**** DATASET RECORDS ****
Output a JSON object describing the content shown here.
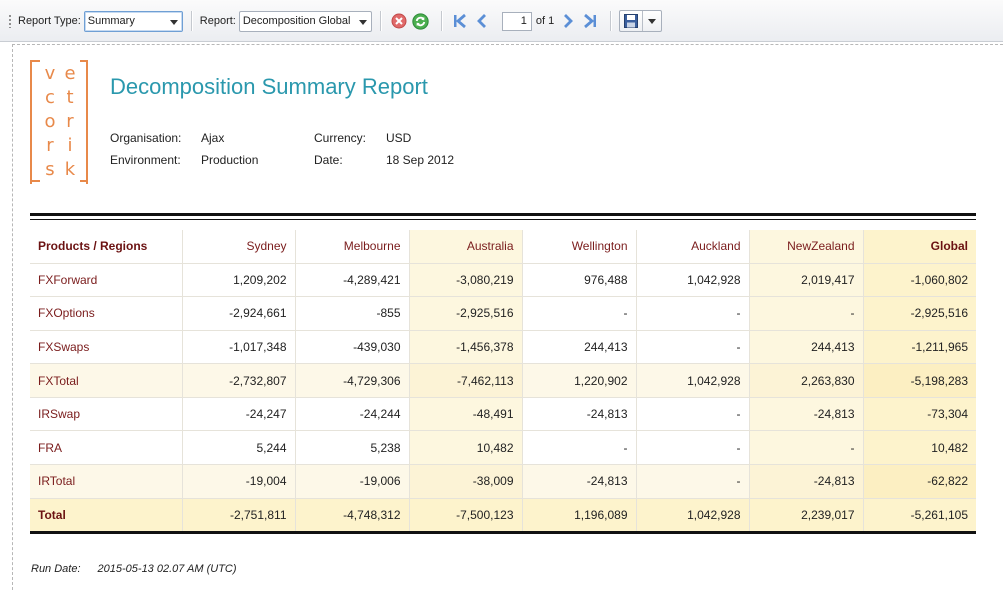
{
  "toolbar": {
    "report_type_label": "Report Type:",
    "report_type_value": "Summary",
    "report_label": "Report:",
    "report_value": "Decomposition Global",
    "page_number": "1",
    "page_of": "of 1"
  },
  "logo": {
    "letters": [
      "v",
      "e",
      "c",
      "t",
      "o",
      "r",
      "r",
      "i",
      "s",
      "k"
    ]
  },
  "header": {
    "title": "Decomposition Summary Report",
    "organisation_label": "Organisation:",
    "organisation_value": "Ajax",
    "environment_label": "Environment:",
    "environment_value": "Production",
    "currency_label": "Currency:",
    "currency_value": "USD",
    "date_label": "Date:",
    "date_value": "18 Sep 2012"
  },
  "table": {
    "columns": [
      "Products / Regions",
      "Sydney",
      "Melbourne",
      "Australia",
      "Wellington",
      "Auckland",
      "NewZealand",
      "Global"
    ],
    "rows": [
      {
        "label": "FXForward",
        "values": [
          "1,209,202",
          "-4,289,421",
          "-3,080,219",
          "976,488",
          "1,042,928",
          "2,019,417",
          "-1,060,802"
        ]
      },
      {
        "label": "FXOptions",
        "values": [
          "-2,924,661",
          "-855",
          "-2,925,516",
          "-",
          "-",
          "-",
          "-2,925,516"
        ]
      },
      {
        "label": "FXSwaps",
        "values": [
          "-1,017,348",
          "-439,030",
          "-1,456,378",
          "244,413",
          "-",
          "244,413",
          "-1,211,965"
        ]
      },
      {
        "label": "FXTotal",
        "values": [
          "-2,732,807",
          "-4,729,306",
          "-7,462,113",
          "1,220,902",
          "1,042,928",
          "2,263,830",
          "-5,198,283"
        ]
      },
      {
        "label": "IRSwap",
        "values": [
          "-24,247",
          "-24,244",
          "-48,491",
          "-24,813",
          "-",
          "-24,813",
          "-73,304"
        ]
      },
      {
        "label": "FRA",
        "values": [
          "5,244",
          "5,238",
          "10,482",
          "-",
          "-",
          "-",
          "10,482"
        ]
      },
      {
        "label": "IRTotal",
        "values": [
          "-19,004",
          "-19,006",
          "-38,009",
          "-24,813",
          "-",
          "-24,813",
          "-62,822"
        ]
      },
      {
        "label": "Total",
        "values": [
          "-2,751,811",
          "-4,748,312",
          "-7,500,123",
          "1,196,089",
          "1,042,928",
          "2,239,017",
          "-5,261,105"
        ]
      }
    ]
  },
  "footer": {
    "run_date_label": "Run Date:",
    "run_date_value": "2015-05-13 02.07 AM (UTC)"
  },
  "colors": {
    "title": "#2a98ad",
    "logo": "#e8894a",
    "header_text": "#7a1c1c",
    "country_col_bg": "#fdf7df",
    "global_col_bg": "#fdf3cc"
  }
}
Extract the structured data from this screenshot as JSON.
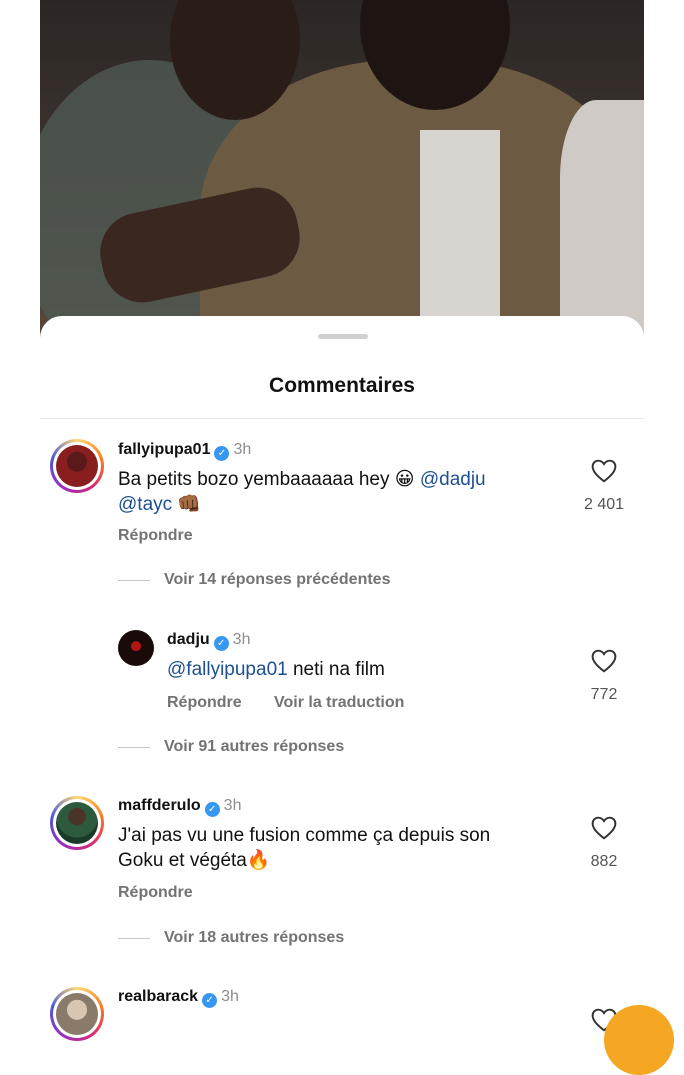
{
  "sheet": {
    "title": "Commentaires"
  },
  "comments": [
    {
      "username": "fallyipupa01",
      "time": "3h",
      "text_pre": "Ba petits bozo yembaaaaaa hey 😀 ",
      "mention1": "@dadju",
      "mention2": "@tayc",
      "emoji_end": "👊🏾",
      "reply_label": "Répondre",
      "likes": "2 401",
      "view_replies": "Voir 14 réponses précédentes"
    },
    {
      "username": "dadju",
      "time": "3h",
      "mention": "@fallyipupa01",
      "text": " neti na film",
      "reply_label": "Répondre",
      "translate_label": "Voir la traduction",
      "likes": "772",
      "view_replies": "Voir 91 autres réponses"
    },
    {
      "username": "maffderulo",
      "time": "3h",
      "text_line1": "J'ai pas vu une fusion comme ça depuis son",
      "text_line2": "Goku et végéta🔥",
      "reply_label": "Répondre",
      "likes": "882",
      "view_replies": "Voir 18 autres réponses"
    },
    {
      "username": "realbarack",
      "time": "3h"
    }
  ],
  "icons": {
    "verified": "verified-badge-icon",
    "like": "heart-outline-icon"
  },
  "colors": {
    "verified": "#3897f0",
    "mention": "#1d4f91",
    "muted": "#737373"
  }
}
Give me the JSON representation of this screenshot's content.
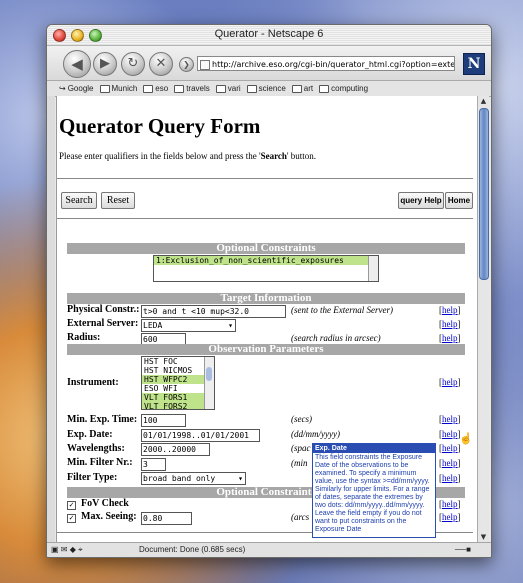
{
  "window": {
    "title": "Querator - Netscape 6"
  },
  "toolbar": {
    "url": "http://archive.eso.org/cgi-bin/querator_html.cgi?option=extern",
    "back_icon": "arrow-left-icon",
    "forward_icon": "arrow-right-icon",
    "reload_icon": "reload-icon",
    "stop_icon": "stop-icon"
  },
  "bookmarks": [
    "Google",
    "Munich",
    "eso",
    "travels",
    "vari",
    "science",
    "art",
    "computing"
  ],
  "page": {
    "title": "Querator Query Form",
    "intro_before": "Please enter qualifiers in the fields below and press the '",
    "intro_bold": "Search",
    "intro_after": "' button.",
    "search_label": "Search",
    "reset_label": "Reset",
    "query_help_label": "query Help",
    "home_label": "Home"
  },
  "sections": {
    "optional_constraints": "Optional Constraints",
    "target_information": "Target Information",
    "observation_parameters": "Observation Parameters",
    "optional_constraints_2": "Optional Constraints"
  },
  "optional_list": [
    "1:Exclusion_of_non_scientific_exposures"
  ],
  "fields": {
    "physical_constr_label": "Physical Constr.:",
    "physical_constr_value": "t>0 and t <10 mup<32.0",
    "physical_constr_note": "(sent to the External Server)",
    "external_server_label": "External Server:",
    "external_server_value": "LEDA",
    "radius_label": "Radius:",
    "radius_value": "600",
    "radius_note": "(search radius in arcsec)",
    "instrument_label": "Instrument:",
    "min_exp_label": "Min. Exp. Time:",
    "min_exp_value": "100",
    "min_exp_note": "(secs)",
    "exp_date_label": "Exp. Date:",
    "exp_date_value": "01/01/1998..01/01/2001",
    "exp_date_note": "(dd/mm/yyyy)",
    "wavelengths_label": "Wavelengths:",
    "wavelengths_value": "2000..20000",
    "wavelengths_note": "(spac",
    "min_filter_label": "Min. Filter Nr.:",
    "min_filter_value": "3",
    "min_filter_note": "(min",
    "filter_type_label": "Filter Type:",
    "filter_type_value": "broad band only",
    "fov_check_label": "FoV Check",
    "max_seeing_label": "Max. Seeing:",
    "max_seeing_value": "0.80",
    "max_seeing_note": "(arcs",
    "help_text": "help"
  },
  "instruments": [
    {
      "name": "HST  FOC",
      "selected": false
    },
    {
      "name": "HST  NICMOS",
      "selected": false
    },
    {
      "name": "HST  WFPC2",
      "selected": true
    },
    {
      "name": "ESO  WFI",
      "selected": false
    },
    {
      "name": "VLT  FORS1",
      "selected": true
    },
    {
      "name": "VLT  FORS2",
      "selected": true
    }
  ],
  "tooltip": {
    "title": "Exp. Date",
    "body": "This field constraints the Exposure Date of the observations to be examined. To specify a minimum value, use the syntax >=dd/mm/yyyy. Similarly for upper limits. For a range of dates, separate the extremes by two dots: dd/mm/yyyy..dd/mm/yyyy. Leave the field empty if you do not want to put constraints on the Exposure Date"
  },
  "status": {
    "text": "Document: Done (0.685 secs)"
  }
}
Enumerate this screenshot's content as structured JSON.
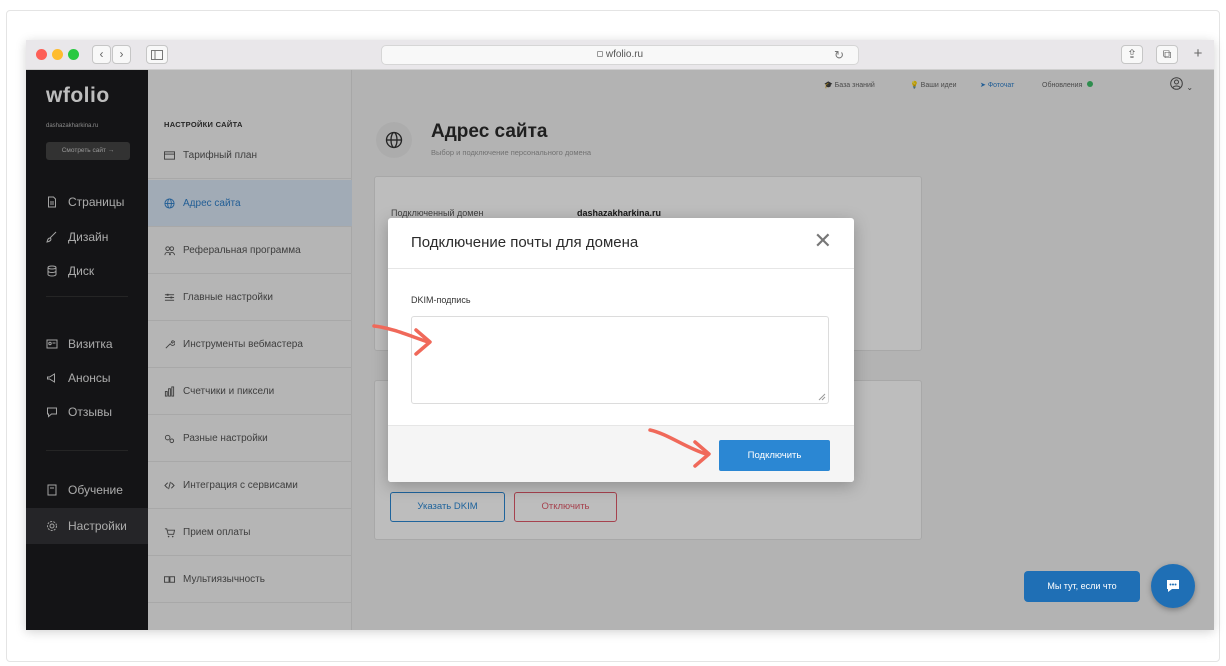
{
  "browser": {
    "url": "wfolio.ru",
    "reload_glyph": "↻",
    "back_glyph": "‹",
    "forward_glyph": "›",
    "share_glyph": "⇪",
    "tabs_glyph": "⧉",
    "new_tab_glyph": "+"
  },
  "leftnav": {
    "logo": "wfolio",
    "site_domain": "dashazakharkina.ru",
    "view_site": "Смотреть сайт →",
    "items": [
      {
        "label": "Страницы",
        "icon": "file-icon"
      },
      {
        "label": "Дизайн",
        "icon": "brush-icon"
      },
      {
        "label": "Диск",
        "icon": "database-icon"
      },
      {
        "label": "Визитка",
        "icon": "card-icon"
      },
      {
        "label": "Анонсы",
        "icon": "megaphone-icon"
      },
      {
        "label": "Отзывы",
        "icon": "chat-icon"
      },
      {
        "label": "Обучение",
        "icon": "book-icon"
      },
      {
        "label": "Настройки",
        "icon": "gear-icon"
      }
    ]
  },
  "settings": {
    "title": "НАСТРОЙКИ САЙТА",
    "items": [
      {
        "label": "Тарифный план"
      },
      {
        "label": "Адрес сайта"
      },
      {
        "label": "Реферальная программа"
      },
      {
        "label": "Главные настройки"
      },
      {
        "label": "Инструменты вебмастера"
      },
      {
        "label": "Счетчики и пиксели"
      },
      {
        "label": "Разные настройки"
      },
      {
        "label": "Интеграция с сервисами"
      },
      {
        "label": "Прием оплаты"
      },
      {
        "label": "Мультиязычность"
      }
    ]
  },
  "topbar": {
    "knowledge": "База знаний",
    "ideas": "Ваши идеи",
    "photochat": "Фоточат",
    "updates": "Обновления"
  },
  "page": {
    "title": "Адрес сайта",
    "subtitle": "Выбор и подключение персонального домена",
    "connected_label": "Подключенный домен",
    "connected_value": "dashazakharkina.ru",
    "dkim_button": "Указать DKIM",
    "disconnect_button": "Отключить"
  },
  "modal": {
    "title": "Подключение почты для домена",
    "close_glyph": "✕",
    "field_label": "DKIM-подпись",
    "dkim_value": "",
    "connect_button": "Подключить"
  },
  "chat": {
    "label": "Мы тут, если что"
  },
  "colors": {
    "accent": "#2b87d3",
    "nav_bg": "#1c1c1e",
    "active_setting_bg": "#d9e7f6",
    "danger": "#e05a6a",
    "arrow": "#f0695a",
    "online": "#3fbf6a"
  }
}
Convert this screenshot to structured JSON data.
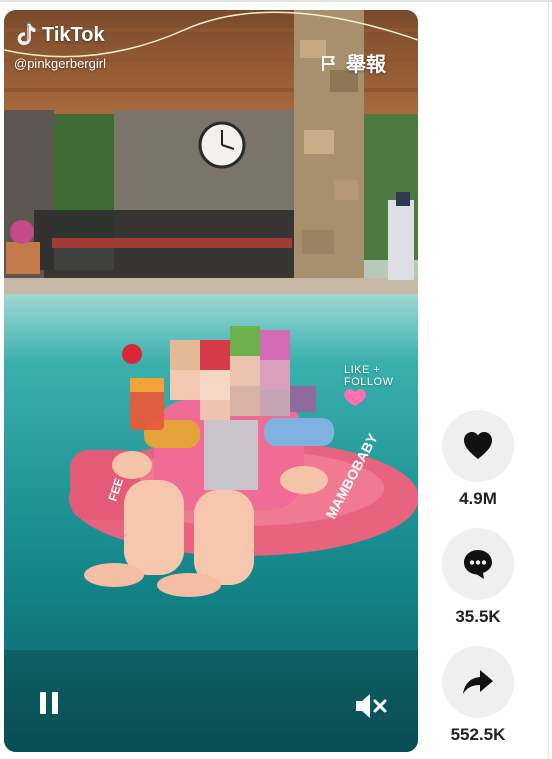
{
  "brand": {
    "name": "TikTok",
    "logo_icon": "tiktok-logo-icon"
  },
  "author": {
    "handle": "@pinkgerbergirl"
  },
  "report": {
    "label": "舉報",
    "icon": "flag-icon"
  },
  "video": {
    "sticker_text": "LIKE + FOLLOW",
    "float_brand": "MAMBOBABY",
    "float_side_text": "FEE",
    "controls": {
      "pause_icon": "pause-icon",
      "mute_icon": "muted-speaker-icon"
    }
  },
  "actions": {
    "like": {
      "icon": "heart-icon",
      "count": "4.9M"
    },
    "comment": {
      "icon": "comment-icon",
      "count": "35.5K"
    },
    "share": {
      "icon": "share-arrow-icon",
      "count": "552.5K"
    }
  },
  "colors": {
    "pool_water": "#1d8f90",
    "float_pink": "#e8637d",
    "action_bg": "#efefef"
  }
}
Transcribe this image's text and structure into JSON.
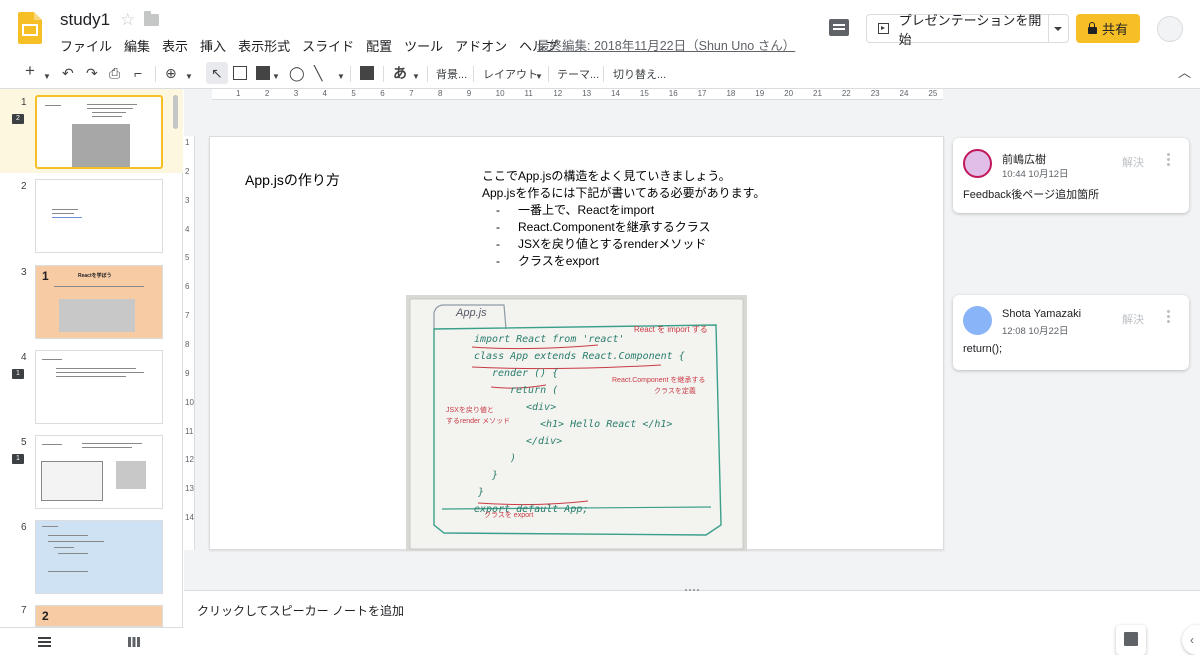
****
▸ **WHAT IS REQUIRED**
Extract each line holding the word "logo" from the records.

▸ **RESPONSE BOX**
  "logo": {
    "logo": "#e8894a",
    "logo": "wfolio",
    "logo_icon": "tiktok-logo-icon"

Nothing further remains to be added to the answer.